### WHAT YOU ARE ASKED TO DO
All of the data, except its images, should be set down exactly as it appears.

### MATERIAL FOR THE TASK
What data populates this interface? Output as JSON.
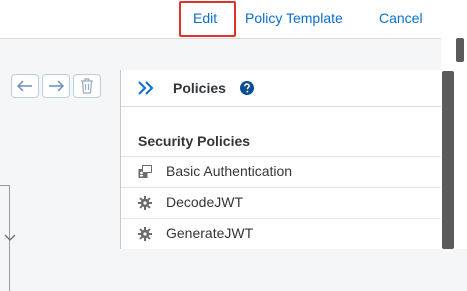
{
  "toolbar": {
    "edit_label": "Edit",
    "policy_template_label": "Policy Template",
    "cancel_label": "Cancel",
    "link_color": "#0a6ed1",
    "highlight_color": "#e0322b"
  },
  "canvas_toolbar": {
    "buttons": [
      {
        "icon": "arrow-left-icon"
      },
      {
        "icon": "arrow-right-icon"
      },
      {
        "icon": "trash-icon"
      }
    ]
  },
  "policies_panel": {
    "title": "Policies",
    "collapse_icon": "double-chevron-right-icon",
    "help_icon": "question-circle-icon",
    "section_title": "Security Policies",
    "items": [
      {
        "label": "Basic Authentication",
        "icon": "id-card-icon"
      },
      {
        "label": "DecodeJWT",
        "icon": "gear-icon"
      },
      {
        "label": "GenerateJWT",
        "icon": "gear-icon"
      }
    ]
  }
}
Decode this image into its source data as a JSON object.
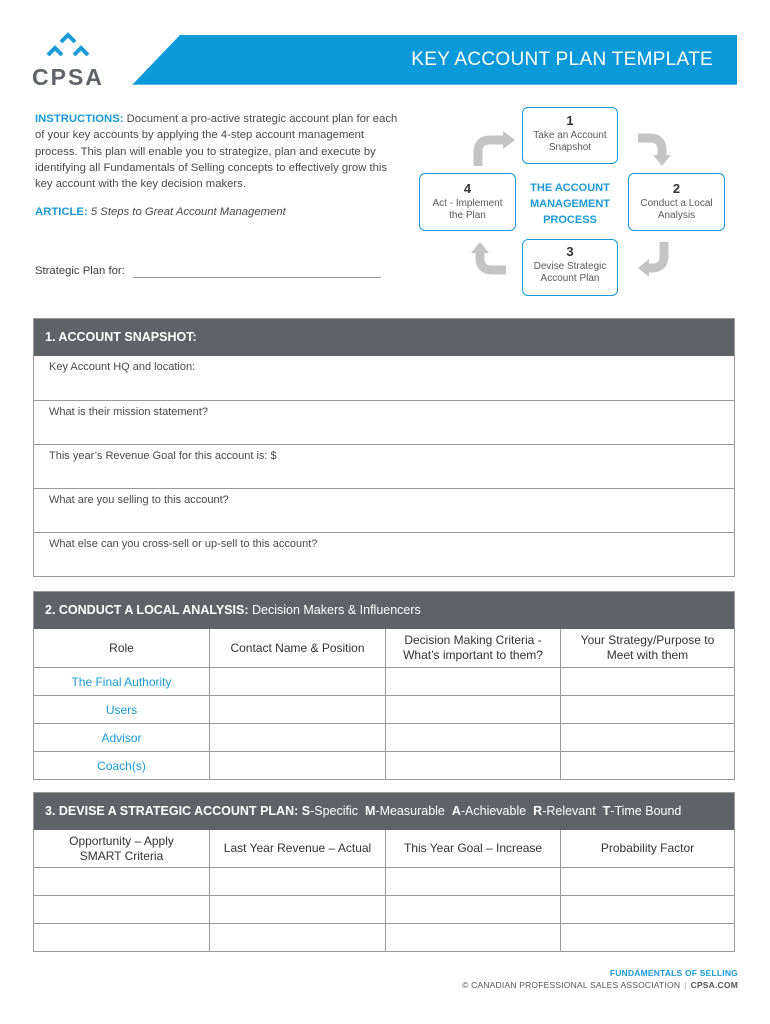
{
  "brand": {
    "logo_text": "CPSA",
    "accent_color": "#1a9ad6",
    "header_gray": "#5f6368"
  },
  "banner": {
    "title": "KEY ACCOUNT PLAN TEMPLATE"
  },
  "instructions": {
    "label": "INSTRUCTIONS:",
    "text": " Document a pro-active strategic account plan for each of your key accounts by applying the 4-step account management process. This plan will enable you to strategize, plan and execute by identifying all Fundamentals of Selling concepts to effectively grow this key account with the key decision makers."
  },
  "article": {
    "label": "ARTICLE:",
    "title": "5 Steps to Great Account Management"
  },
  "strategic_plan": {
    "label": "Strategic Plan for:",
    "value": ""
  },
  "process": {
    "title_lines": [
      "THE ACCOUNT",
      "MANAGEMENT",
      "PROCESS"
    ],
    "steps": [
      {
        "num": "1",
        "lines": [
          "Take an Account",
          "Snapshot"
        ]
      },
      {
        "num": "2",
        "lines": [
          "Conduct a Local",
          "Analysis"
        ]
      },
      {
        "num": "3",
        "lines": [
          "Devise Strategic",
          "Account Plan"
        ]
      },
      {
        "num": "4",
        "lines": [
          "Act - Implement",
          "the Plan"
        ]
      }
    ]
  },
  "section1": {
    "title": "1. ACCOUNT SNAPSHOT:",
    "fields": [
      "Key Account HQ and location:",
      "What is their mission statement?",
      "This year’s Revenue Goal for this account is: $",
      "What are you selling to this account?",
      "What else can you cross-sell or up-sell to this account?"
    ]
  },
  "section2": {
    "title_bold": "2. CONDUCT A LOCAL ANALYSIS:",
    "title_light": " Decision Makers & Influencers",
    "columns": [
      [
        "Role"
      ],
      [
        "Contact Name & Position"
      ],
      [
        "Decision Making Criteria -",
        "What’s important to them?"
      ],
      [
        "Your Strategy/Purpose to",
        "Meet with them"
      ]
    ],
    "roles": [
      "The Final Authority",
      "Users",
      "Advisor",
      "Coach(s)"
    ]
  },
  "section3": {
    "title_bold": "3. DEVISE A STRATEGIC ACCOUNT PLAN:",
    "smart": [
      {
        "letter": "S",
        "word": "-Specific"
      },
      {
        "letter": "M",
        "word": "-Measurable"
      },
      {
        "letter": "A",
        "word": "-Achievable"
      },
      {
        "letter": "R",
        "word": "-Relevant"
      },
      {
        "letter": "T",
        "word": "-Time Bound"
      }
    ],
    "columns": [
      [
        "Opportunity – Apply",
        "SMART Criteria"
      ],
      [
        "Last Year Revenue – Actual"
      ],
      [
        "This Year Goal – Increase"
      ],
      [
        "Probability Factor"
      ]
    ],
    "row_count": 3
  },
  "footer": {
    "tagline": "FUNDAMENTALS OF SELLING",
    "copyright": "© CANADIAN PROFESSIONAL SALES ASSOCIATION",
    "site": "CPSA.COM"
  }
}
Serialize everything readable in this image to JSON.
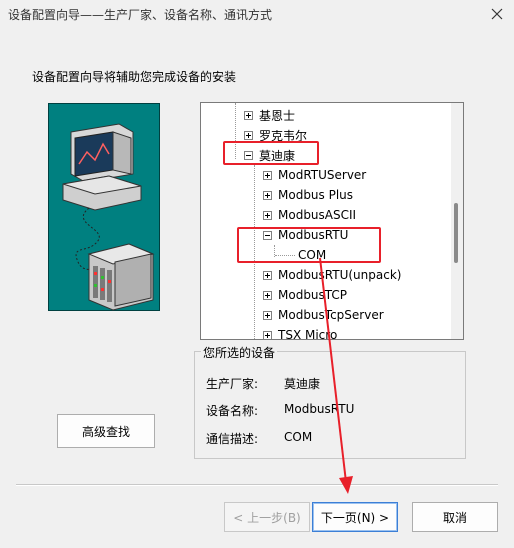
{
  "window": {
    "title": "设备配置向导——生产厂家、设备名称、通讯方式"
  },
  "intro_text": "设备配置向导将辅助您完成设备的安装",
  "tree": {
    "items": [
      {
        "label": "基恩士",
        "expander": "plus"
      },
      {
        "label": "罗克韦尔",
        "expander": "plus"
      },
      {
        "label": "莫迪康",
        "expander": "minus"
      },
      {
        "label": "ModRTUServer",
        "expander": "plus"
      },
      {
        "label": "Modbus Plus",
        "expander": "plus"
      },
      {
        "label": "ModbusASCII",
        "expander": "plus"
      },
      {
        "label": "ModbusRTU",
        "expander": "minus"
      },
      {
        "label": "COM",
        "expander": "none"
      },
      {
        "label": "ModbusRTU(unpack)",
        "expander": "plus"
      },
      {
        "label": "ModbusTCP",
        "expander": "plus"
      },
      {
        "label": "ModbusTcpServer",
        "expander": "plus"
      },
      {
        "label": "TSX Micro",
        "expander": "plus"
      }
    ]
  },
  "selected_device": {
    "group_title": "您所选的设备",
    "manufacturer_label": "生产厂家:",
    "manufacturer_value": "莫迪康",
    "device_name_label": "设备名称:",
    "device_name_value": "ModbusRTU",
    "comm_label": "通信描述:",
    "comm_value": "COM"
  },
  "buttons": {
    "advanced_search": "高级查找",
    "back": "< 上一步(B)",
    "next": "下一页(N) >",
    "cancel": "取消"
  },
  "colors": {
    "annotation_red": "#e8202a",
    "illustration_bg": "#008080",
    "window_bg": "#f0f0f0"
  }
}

### TASK SOLUTION
What data populates this interface? Output as JSON.
{
  "toolbar": {
    "edit_label": "Edit",
    "policy_template_label": "Policy Template",
    "cancel_label": "Cancel",
    "link_color": "#0a6ed1",
    "highlight_color": "#e0322b"
  },
  "canvas_toolbar": {
    "buttons": [
      {
        "icon": "arrow-left-icon"
      },
      {
        "icon": "arrow-right-icon"
      },
      {
        "icon": "trash-icon"
      }
    ]
  },
  "policies_panel": {
    "title": "Policies",
    "collapse_icon": "double-chevron-right-icon",
    "help_icon": "question-circle-icon",
    "section_title": "Security Policies",
    "items": [
      {
        "label": "Basic Authentication",
        "icon": "id-card-icon"
      },
      {
        "label": "DecodeJWT",
        "icon": "gear-icon"
      },
      {
        "label": "GenerateJWT",
        "icon": "gear-icon"
      }
    ]
  }
}
Decode this image into its source data as a JSON object.
{
  "brand": {
    "logo_text": "CPSA",
    "accent_color": "#1a9ad6",
    "header_gray": "#5f6368"
  },
  "banner": {
    "title": "KEY ACCOUNT PLAN TEMPLATE"
  },
  "instructions": {
    "label": "INSTRUCTIONS:",
    "text": " Document a pro-active strategic account plan for each of your key accounts by applying the 4-step account management process. This plan will enable you to strategize, plan and execute by identifying all Fundamentals of Selling concepts to effectively grow this key account with the key decision makers."
  },
  "article": {
    "label": "ARTICLE:",
    "title": "5 Steps to Great Account Management"
  },
  "strategic_plan": {
    "label": "Strategic Plan for:",
    "value": ""
  },
  "process": {
    "title_lines": [
      "THE ACCOUNT",
      "MANAGEMENT",
      "PROCESS"
    ],
    "steps": [
      {
        "num": "1",
        "lines": [
          "Take an Account",
          "Snapshot"
        ]
      },
      {
        "num": "2",
        "lines": [
          "Conduct a Local",
          "Analysis"
        ]
      },
      {
        "num": "3",
        "lines": [
          "Devise Strategic",
          "Account Plan"
        ]
      },
      {
        "num": "4",
        "lines": [
          "Act - Implement",
          "the Plan"
        ]
      }
    ]
  },
  "section1": {
    "title": "1. ACCOUNT SNAPSHOT:",
    "fields": [
      "Key Account HQ and location:",
      "What is their mission statement?",
      "This year’s Revenue Goal for this account is: $",
      "What are you selling to this account?",
      "What else can you cross-sell or up-sell to this account?"
    ]
  },
  "section2": {
    "title_bold": "2. CONDUCT A LOCAL ANALYSIS:",
    "title_light": " Decision Makers & Influencers",
    "columns": [
      [
        "Role"
      ],
      [
        "Contact Name & Position"
      ],
      [
        "Decision Making Criteria -",
        "What’s important to them?"
      ],
      [
        "Your Strategy/Purpose to",
        "Meet with them"
      ]
    ],
    "roles": [
      "The Final Authority",
      "Users",
      "Advisor",
      "Coach(s)"
    ]
  },
  "section3": {
    "title_bold": "3. DEVISE A STRATEGIC ACCOUNT PLAN:",
    "smart": [
      {
        "letter": "S",
        "word": "-Specific"
      },
      {
        "letter": "M",
        "word": "-Measurable"
      },
      {
        "letter": "A",
        "word": "-Achievable"
      },
      {
        "letter": "R",
        "word": "-Relevant"
      },
      {
        "letter": "T",
        "word": "-Time Bound"
      }
    ],
    "columns": [
      [
        "Opportunity – Apply",
        "SMART Criteria"
      ],
      [
        "Last Year Revenue – Actual"
      ],
      [
        "This Year Goal – Increase"
      ],
      [
        "Probability Factor"
      ]
    ],
    "row_count": 3
  },
  "footer": {
    "tagline": "FUNDAMENTALS OF SELLING",
    "copyright": "© CANADIAN PROFESSIONAL SALES ASSOCIATION",
    "site": "CPSA.COM"
  }
}
Serialize everything readable in this image to JSON.
{
  "window": {
    "title": "设备配置向导——生产厂家、设备名称、通讯方式"
  },
  "intro_text": "设备配置向导将辅助您完成设备的安装",
  "tree": {
    "items": [
      {
        "label": "基恩士",
        "expander": "plus"
      },
      {
        "label": "罗克韦尔",
        "expander": "plus"
      },
      {
        "label": "莫迪康",
        "expander": "minus"
      },
      {
        "label": "ModRTUServer",
        "expander": "plus"
      },
      {
        "label": "Modbus Plus",
        "expander": "plus"
      },
      {
        "label": "ModbusASCII",
        "expander": "plus"
      },
      {
        "label": "ModbusRTU",
        "expander": "minus"
      },
      {
        "label": "COM",
        "expander": "none"
      },
      {
        "label": "ModbusRTU(unpack)",
        "expander": "plus"
      },
      {
        "label": "ModbusTCP",
        "expander": "plus"
      },
      {
        "label": "ModbusTcpServer",
        "expander": "plus"
      },
      {
        "label": "TSX Micro",
        "expander": "plus"
      }
    ]
  },
  "selected_device": {
    "group_title": "您所选的设备",
    "manufacturer_label": "生产厂家:",
    "manufacturer_value": "莫迪康",
    "device_name_label": "设备名称:",
    "device_name_value": "ModbusRTU",
    "comm_label": "通信描述:",
    "comm_value": "COM"
  },
  "buttons": {
    "advanced_search": "高级查找",
    "back": "< 上一步(B)",
    "next": "下一页(N) >",
    "cancel": "取消"
  },
  "colors": {
    "annotation_red": "#e8202a",
    "illustration_bg": "#008080",
    "window_bg": "#f0f0f0"
  }
}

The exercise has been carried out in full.